ca. 1210 BC - the Hittite king, Suppiluliuma II, had to fight off an invasion fleet coming from the direction of Cyprus using Levantine ships, including a naval battle against Alashiya off the coast of Cyprus
1207 BC - the Egyptian pharaoh, Merneptah, pushes out the so-called "Sea Peoples" from the Nile Delta
1205 BC - the Hittite capital of Hattusa was sacked and destroyed, probably by the proto-Phrygians (an Indo-European tribe from Thrace)
ca. 1200 BC - Pylos was destroyed by fire
ca. 1190-1180 BC - The fortresses of Mycenae and Tiryns were felled by an earthquake, both were able to recover but were weakened
ca. 1190 BC - Various Syrian and Canaanite cities were sacked by the Sea Peoples, notably Ugarit
1181 BC - the Egyptian pharaoh, Rameses III, pushes out the Sea Peoples again
1177 BC - Rameses III pushes out the Sea Peoples for a third time from the Nile Delta, but in the process Egyptian power was severely weakened
ca. 1150 BC - Mycenae was attacked for a second time from the north, but this time it did not recover

Recommended Sources for Further Reading:
Article/Did Climate Change Bring Down Late Bronze Age Civilizations?

Recommended Podcast Episodes for Further Listening:
History of Pirates Podcast Episode 02 Ancient Pirates & The Quest For Stuff
The Maritime History Podcast Episode 017 Black Ships on Trojan Shores
The Maritime History Podcast Episode 018 The Beginning of the End
The Maritime History Podcast Episode 019 Ugarit in Flames
The Maritime History Podcast Episode 020 The Sea Peoples Sail South: Vol. II
The Maritime History Podcast Episode 021 Early Iron Age "Balkanization"
Ancient Greece Declassified Episode 02 Bronze Age Apocalypse

Thursday, April 21, 2016

006 - Mycenaean Greece

In this episode, we discuss the archaeological evidence for the Mycenaean Greeks of the late Bronze Age, ca. 1650-1250 BC
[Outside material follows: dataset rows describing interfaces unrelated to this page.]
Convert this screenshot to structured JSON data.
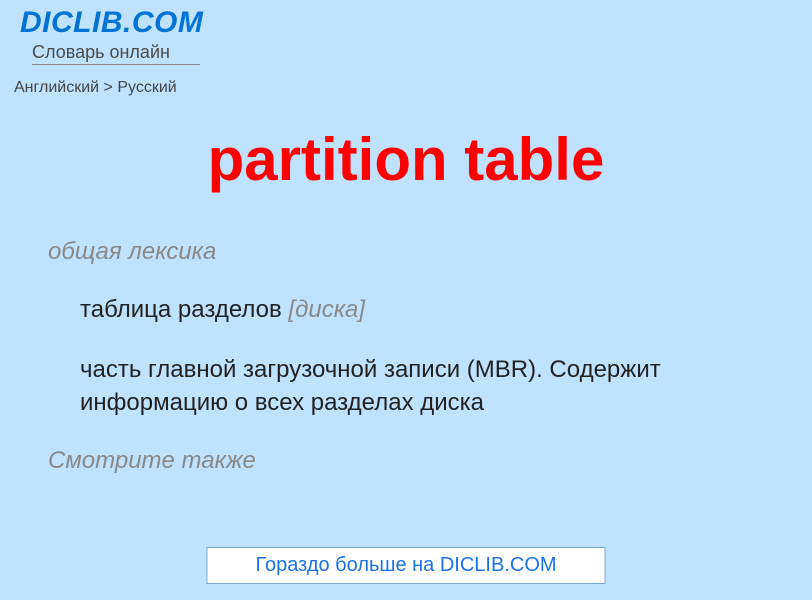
{
  "header": {
    "site_title": "DICLIB.COM",
    "subtitle": "Словарь онлайн"
  },
  "breadcrumb": {
    "from": "Английский",
    "separator": ">",
    "to": "Русский"
  },
  "entry": {
    "title": "partition table",
    "category": "общая лексика",
    "definition_main": "таблица разделов ",
    "definition_qualifier": "[диска]",
    "description": "часть главной загрузочной записи (MBR). Содержит информацию о всех разделах диска",
    "see_also_label": "Смотрите также"
  },
  "footer": {
    "more_button": "Гораздо больше на DICLIB.COM"
  }
}
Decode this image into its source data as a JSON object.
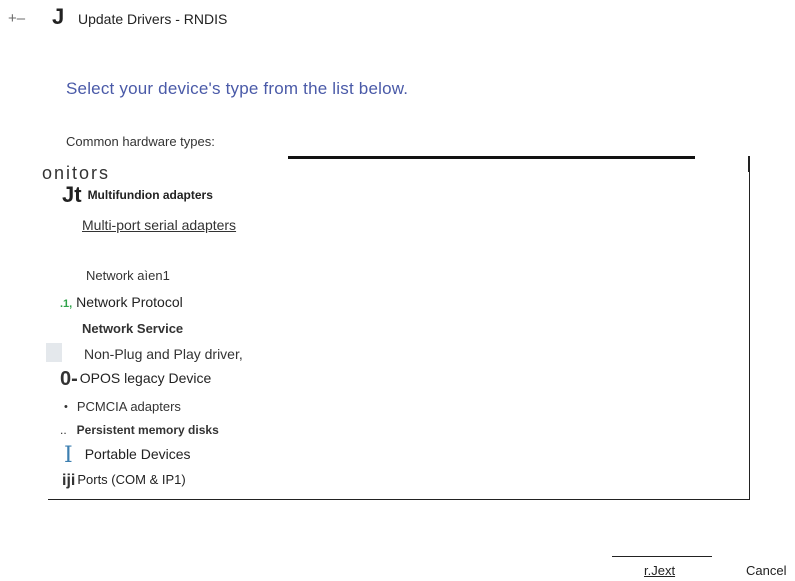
{
  "header": {
    "back_glyph": "+–",
    "app_glyph": "J",
    "title": "Update Drivers - RNDIS"
  },
  "instruction": "Select your device's type from the list below.",
  "list": {
    "label": "Common hardware types:",
    "items": [
      {
        "icon": "",
        "label": "onitors"
      },
      {
        "icon": "Jt",
        "label": "Multifundion adapters"
      },
      {
        "icon": "",
        "label": "Multi-port serial adapters"
      },
      {
        "icon": "",
        "label": "Network aìen1"
      },
      {
        "icon": ".1,",
        "label": " Network Protocol"
      },
      {
        "icon": "",
        "label": "Network  Service"
      },
      {
        "icon": "",
        "label": "Non-Plug and Play driver,"
      },
      {
        "icon": "0-",
        "label": "OPOS legacy Device"
      },
      {
        "icon": "•",
        "label": "PCMCIA adapters"
      },
      {
        "icon": "..",
        "label": "Persistent memory disks"
      },
      {
        "icon": "I",
        "label": "Portable Devices"
      },
      {
        "icon": "iji",
        "label": "Ports (COM & IP1)"
      }
    ]
  },
  "footer": {
    "next_label": "r.Jext",
    "cancel_label": "Cancel"
  }
}
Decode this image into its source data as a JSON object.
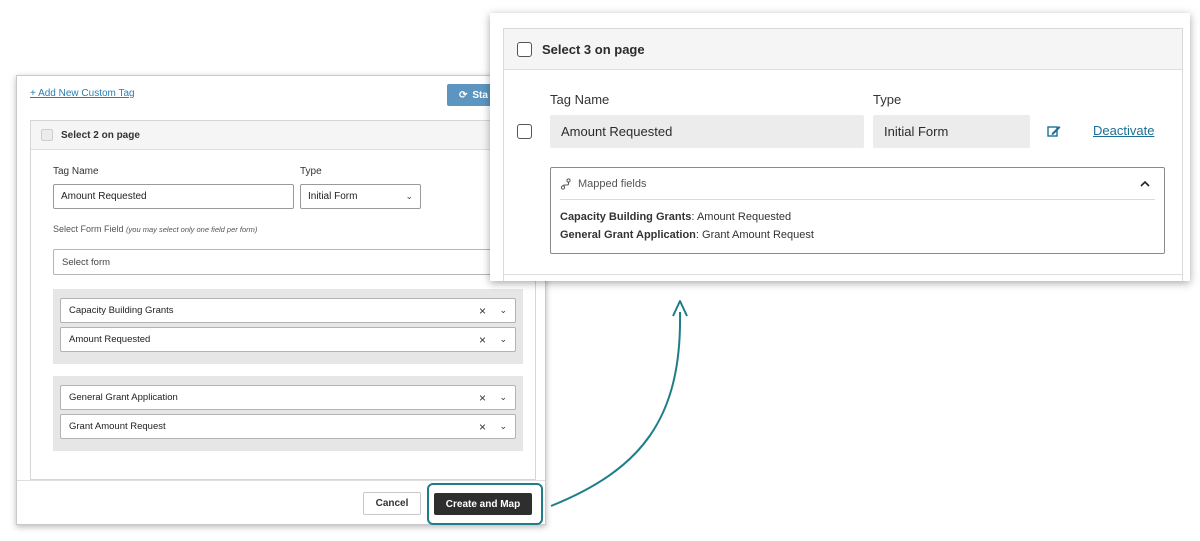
{
  "left_panel": {
    "add_tag_link": "+ Add New Custom Tag",
    "start_button": "Sta",
    "select_all_label": "Select 2 on page",
    "tag_name_label": "Tag Name",
    "tag_name_value": "Amount Requested",
    "type_label": "Type",
    "type_value": "Initial Form",
    "form_field_label": "Select Form Field",
    "form_field_hint": "(you may select only one field per form)",
    "select_form_placeholder": "Select form",
    "groups": [
      {
        "form": "Capacity Building Grants",
        "field": "Amount Requested"
      },
      {
        "form": "General Grant Application",
        "field": "Grant Amount Request"
      }
    ],
    "cancel_button": "Cancel",
    "create_button": "Create and Map"
  },
  "right_panel": {
    "select_all_label": "Select 3 on page",
    "tag_name_header": "Tag Name",
    "type_header": "Type",
    "tag_name_value": "Amount Requested",
    "type_value": "Initial Form",
    "deactivate_link": "Deactivate",
    "mapped_fields_title": "Mapped fields",
    "mappings": [
      {
        "form": "Capacity Building Grants",
        "field": "Amount Requested"
      },
      {
        "form": "General Grant Application",
        "field": "Grant Amount Request"
      }
    ]
  },
  "colors": {
    "accent_teal": "#1f7d8a",
    "link_blue": "#1d6f95",
    "primary_dark": "#2e2e2e",
    "start_button_blue": "#5c96c0"
  }
}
ca. 1650-1500 BC - Grave Circles A and B at Mycenae show that the Minoans on Crete began to exercise a dominant influence on Mycenaean culture
ca. 1600 BC - two-wheeled chariots made their way to Greece, probably through the Hittites of Anatolia
ca. 1500 BC - Tholos tombs began to appear
ca. 1450-1250 BC -  the apex of Mycenaean civilization after they surpassed the Minoans as the dominant commercial power in the Aegean region
ca. 1450 BC - Linear B developed
ca. 1325 BC - Uluburun shipwreck shows extent of Mycenaean trade network
ca. 1300 BC - "Pictorial Style" in vase-painting developed
ca. 1300 BC - "Warrior Vase" shows changes in Mycenaean weaponry
ca. 1250 BC - "Lion Gate" at Mycenae was constructed
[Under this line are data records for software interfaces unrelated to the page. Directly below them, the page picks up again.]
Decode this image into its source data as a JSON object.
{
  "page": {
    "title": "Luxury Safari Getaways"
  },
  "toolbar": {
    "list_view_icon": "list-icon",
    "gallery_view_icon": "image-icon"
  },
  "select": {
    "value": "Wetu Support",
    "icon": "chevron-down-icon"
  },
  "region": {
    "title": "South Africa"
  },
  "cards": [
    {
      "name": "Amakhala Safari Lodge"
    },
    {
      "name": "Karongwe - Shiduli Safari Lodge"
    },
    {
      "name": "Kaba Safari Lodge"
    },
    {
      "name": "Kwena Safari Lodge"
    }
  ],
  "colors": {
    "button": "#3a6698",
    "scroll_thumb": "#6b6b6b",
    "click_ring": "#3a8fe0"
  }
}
Recommended Podcast Episodes for Further Listening:

Wednesday, April 13, 2016

005 - Minoan Crete

In this episode, we discuss the myths and archaeological evidence for the Minoans on the island of Crete, who were an early source of cultural inspiration for the Mycenaean Greeks; the volcanic eruption that blew apart the island of Thera in the mid-17th century BC and was a catalyst for the decline of the Minoan civilization; and the ultimate subordination of the Minoans by the Mycenaean Greeks in the 15th and 14th centuries BC

ca. 2000-1700 BC - Proto-Palatial or "Old Palace" Period
ca. 1900 BC - Cretan Hieroglyphics developed
ca. 1800 BC - Linear A developed 
ca. 1700 BC - great earthquake destroyed the palaces at Knossos, Phaistos, Mallia, and Zakros
ca. 1700-1600 BC - Neo-Palatial or "New Palace" Period 
ca. 1650 BC - volcanic eruption on island of Thera
ca. 1450 BC - Phaistos, Mallia, and Zakros were sacked and burned by the Mycenaean Greeks
ca. 1450 BC - Linear B developed
ca. 1350 BC - Knossos was sacked and burned by the Mycenaean Greeks, marking the end of the Minoans

File:Map Minoan Crete-en.svg